Here are the Top 20 albums, as selected in the 2003 RS list:

  1. The Beatles “Sgt. Pepper’s Lonely Hearts Club Band”

2. The Beach Boys “Pet Sounds”

3. The Beatles “Revolver”

4. Bob Dylan “Highway 61 Revisited”

5. The Beatles “Rubber Soul”

6. Marvin Gaye “What’s Going On”

7. The Rolling Stones “Exile on Main Street”

8. The Clash “London Calling”

9. Bob Dylan “Blonde on Blonde”

10. The Beatles “The White Album”

11. Elvis Presley “The Sun Sessions”

12. Miles Davis “Kind of Blue”

13. The Velvet Underground “Velvet Underground and Nico”

14. The Beatles “Abbey Road”

15. Jimi Hendrix Experience “Are You Experienced?”

16. Bob Dylan “Blood on the Tracks”

17. Nirvana “Nevermind”

18. Bruce Springsteen “Born to Run”

19. Van Morrison “Astral Weeks”

20. Michael Jackson “Thriller”

Two from the 1950s, 11 from the 1960s, four from the 1970s, two from the 1980s and one from the 1990s, none from the 2000s.


The Top 20 albums, as selected in the 2020 RS list:

  1. Marvin Gaye “What’s Going On”

2. The Beach Boys “Pet Sounds”

3. Joni Mitchell “Blue”

4. Stevie Wonder “Songs in the Key of Life”

5. The Beatles “Abbey Road”

6. Nirvana “Nevermind”

7. Fleetwood Mac “Rumours”

8. Prince “Purple Rain”

9. Bob Dylan “Blood on the Tracks”

10. Lauryn Hill “The Miseducation of Lauryn Hill”

11. The Beatles “Revolver”

12. Michael Jackson “Thriller”

13. Aretha Franklin “I Never Loved a Man the Way I Love You”

14. The Rolling Stones “Exile on Main Street”

15. Public Enemy “It Takes a Nation of Millions to Hold Us Back”

16. The Clash “London Calling”

17. Kanye West “My Beautiful Dark Twisted Fantasy”

18. Bob Dylan “Highway 61 Revisited”

19. Kendrick Lamar “To Pimp a Butterfly”

20. Radiohead “Kid A”

None from the 1950s, five from the 1960s, six from the 1970s, four from the 1980s, one from the 2000s, two from the 1990s, two from the 2010s.


Just for fun, and because it’s my blog to do so, here are my Top 20 albums of all time, as of early November 2020. Ask me again a few weeks or months from now, and I may have some different choices!

  1. Jethro Tull “Thick as a Brick”

2. The Beatles “The White Album”

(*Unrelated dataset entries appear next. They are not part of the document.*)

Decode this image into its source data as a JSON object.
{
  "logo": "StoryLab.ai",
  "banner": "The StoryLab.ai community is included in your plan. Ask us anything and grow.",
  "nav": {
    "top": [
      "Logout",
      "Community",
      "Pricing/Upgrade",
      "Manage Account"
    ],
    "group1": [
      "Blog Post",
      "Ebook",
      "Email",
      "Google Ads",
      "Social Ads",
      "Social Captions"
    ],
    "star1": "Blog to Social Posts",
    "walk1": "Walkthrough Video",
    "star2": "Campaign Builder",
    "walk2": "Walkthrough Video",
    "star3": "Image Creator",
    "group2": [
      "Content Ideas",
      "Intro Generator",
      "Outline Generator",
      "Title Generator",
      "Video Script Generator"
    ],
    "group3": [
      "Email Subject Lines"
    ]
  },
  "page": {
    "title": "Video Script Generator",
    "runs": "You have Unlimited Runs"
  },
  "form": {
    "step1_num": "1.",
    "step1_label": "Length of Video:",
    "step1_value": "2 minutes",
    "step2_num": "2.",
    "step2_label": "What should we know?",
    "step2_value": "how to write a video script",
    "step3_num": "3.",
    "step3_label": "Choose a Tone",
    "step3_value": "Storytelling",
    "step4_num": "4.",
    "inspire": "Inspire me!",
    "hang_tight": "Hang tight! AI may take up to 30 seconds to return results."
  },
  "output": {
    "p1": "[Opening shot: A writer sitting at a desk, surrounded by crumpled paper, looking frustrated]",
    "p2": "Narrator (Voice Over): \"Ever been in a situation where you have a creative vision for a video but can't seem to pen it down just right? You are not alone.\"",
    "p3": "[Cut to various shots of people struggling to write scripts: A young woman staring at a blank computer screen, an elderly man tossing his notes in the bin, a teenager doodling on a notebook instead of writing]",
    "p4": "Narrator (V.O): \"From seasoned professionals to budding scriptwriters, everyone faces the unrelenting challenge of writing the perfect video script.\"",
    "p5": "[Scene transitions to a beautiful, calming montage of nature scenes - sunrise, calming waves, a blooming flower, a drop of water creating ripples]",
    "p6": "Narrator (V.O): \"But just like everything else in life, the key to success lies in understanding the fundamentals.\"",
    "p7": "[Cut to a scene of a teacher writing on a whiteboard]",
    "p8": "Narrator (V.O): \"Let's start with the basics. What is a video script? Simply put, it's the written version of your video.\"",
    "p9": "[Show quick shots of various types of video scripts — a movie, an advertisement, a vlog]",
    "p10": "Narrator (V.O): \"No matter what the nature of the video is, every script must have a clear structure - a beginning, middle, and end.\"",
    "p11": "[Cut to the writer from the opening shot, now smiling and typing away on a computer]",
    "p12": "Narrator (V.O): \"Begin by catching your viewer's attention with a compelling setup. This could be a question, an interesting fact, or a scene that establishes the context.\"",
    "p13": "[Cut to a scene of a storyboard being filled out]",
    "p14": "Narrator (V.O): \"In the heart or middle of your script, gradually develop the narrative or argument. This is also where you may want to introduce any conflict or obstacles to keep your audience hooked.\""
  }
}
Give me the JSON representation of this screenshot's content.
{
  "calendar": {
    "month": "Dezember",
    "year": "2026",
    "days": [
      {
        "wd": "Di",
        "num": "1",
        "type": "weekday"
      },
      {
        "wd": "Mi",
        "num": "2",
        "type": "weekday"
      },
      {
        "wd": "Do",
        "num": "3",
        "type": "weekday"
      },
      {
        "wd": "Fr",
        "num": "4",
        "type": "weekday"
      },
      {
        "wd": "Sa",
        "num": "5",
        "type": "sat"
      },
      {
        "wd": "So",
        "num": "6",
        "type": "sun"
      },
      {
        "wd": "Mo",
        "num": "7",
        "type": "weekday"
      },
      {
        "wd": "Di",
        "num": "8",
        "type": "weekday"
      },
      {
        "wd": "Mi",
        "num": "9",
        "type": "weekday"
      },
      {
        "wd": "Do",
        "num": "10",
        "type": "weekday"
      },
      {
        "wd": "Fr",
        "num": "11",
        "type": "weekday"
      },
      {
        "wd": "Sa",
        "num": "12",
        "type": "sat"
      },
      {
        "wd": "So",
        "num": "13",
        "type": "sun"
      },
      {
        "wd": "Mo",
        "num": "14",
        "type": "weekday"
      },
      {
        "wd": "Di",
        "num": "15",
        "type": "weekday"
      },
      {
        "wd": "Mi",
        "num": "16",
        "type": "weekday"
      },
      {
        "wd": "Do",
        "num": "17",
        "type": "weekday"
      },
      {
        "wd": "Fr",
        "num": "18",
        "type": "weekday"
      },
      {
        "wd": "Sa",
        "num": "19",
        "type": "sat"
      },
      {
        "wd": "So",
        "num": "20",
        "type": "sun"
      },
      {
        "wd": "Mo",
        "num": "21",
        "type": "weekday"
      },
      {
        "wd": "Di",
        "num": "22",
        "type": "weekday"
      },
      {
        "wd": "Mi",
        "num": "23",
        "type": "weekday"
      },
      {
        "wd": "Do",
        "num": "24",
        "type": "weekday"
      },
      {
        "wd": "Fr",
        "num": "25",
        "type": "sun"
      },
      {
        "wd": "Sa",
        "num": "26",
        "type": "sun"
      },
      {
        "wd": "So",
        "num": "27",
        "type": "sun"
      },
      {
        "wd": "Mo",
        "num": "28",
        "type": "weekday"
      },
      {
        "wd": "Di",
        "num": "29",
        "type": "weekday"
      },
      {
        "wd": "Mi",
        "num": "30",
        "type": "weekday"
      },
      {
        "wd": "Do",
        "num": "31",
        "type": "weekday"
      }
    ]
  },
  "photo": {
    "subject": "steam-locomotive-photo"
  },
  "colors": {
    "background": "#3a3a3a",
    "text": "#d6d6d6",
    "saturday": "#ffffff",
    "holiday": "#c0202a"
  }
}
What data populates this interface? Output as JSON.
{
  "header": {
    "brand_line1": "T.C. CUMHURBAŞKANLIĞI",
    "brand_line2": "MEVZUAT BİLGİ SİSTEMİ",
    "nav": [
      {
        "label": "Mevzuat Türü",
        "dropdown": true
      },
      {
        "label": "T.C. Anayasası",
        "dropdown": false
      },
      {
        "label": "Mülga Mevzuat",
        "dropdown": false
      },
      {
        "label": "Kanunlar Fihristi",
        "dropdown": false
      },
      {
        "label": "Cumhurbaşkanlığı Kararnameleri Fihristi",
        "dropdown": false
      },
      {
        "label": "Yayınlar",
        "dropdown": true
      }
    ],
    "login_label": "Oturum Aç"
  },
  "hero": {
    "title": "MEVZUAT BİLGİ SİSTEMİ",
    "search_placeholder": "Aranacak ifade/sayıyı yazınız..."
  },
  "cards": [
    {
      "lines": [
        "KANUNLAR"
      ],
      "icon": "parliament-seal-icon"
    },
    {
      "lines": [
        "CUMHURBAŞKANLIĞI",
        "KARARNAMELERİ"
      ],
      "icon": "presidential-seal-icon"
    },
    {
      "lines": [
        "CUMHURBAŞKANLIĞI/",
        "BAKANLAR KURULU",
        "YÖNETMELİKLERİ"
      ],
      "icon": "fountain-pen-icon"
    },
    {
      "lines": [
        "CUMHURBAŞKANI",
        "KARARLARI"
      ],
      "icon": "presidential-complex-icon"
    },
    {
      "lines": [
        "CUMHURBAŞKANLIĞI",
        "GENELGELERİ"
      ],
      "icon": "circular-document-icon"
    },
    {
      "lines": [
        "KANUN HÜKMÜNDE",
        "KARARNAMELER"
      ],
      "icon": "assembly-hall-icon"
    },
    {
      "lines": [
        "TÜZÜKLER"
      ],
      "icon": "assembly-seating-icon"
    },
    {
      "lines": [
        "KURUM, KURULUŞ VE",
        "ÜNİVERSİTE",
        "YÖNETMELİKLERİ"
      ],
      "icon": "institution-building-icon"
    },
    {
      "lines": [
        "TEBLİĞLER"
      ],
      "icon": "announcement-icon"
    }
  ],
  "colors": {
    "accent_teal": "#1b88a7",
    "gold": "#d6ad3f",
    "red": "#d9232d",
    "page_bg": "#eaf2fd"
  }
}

3. Crosby Stills Nash and Young “Deja Vu”

4. Joni Mitchell “For the Roses”

5. Allman Brothers “At Fillmore East”

6. Bruce Springsteen “Born to Run”

7. The Who “Who’s Next”

8. Steely Dan “Can’t Buy a Thrill”

9. Paul Simon “There Goes Rhymin’ Simon”

10. David Bowie “Ziggy Stardust”

11. The Beatles “Abbey Road”

12. James Taylor “Sweet Baby James”

13. Led Zeppelin “Led Zeppelin I”

14. Batdorf and Rodney “Off the Shelf”

15. Dire Straits “Making Movies”

16. The Judybats “Native Son”

17. Stevie Wonder “Innervisions”

18. R.E.M. “Automatic For the People”

19. Bob Marley “Legend”

20. Jimi Hendrix Experience “Are You Experienced?”

None from the 1950s, four from the 1960s, 12 from the 1970s, two from the 1980s, two from the 1990s.


If nothing else, these lists should give you plenty of music to explore. Who knows? An artist or album you’ve never heard of could end up being in your own Top 20…or at least Top 500!

The playlist below includes one selection from each of the Top 20 albums on the 2020 edition of RS’s Top 500 Albums of All Time.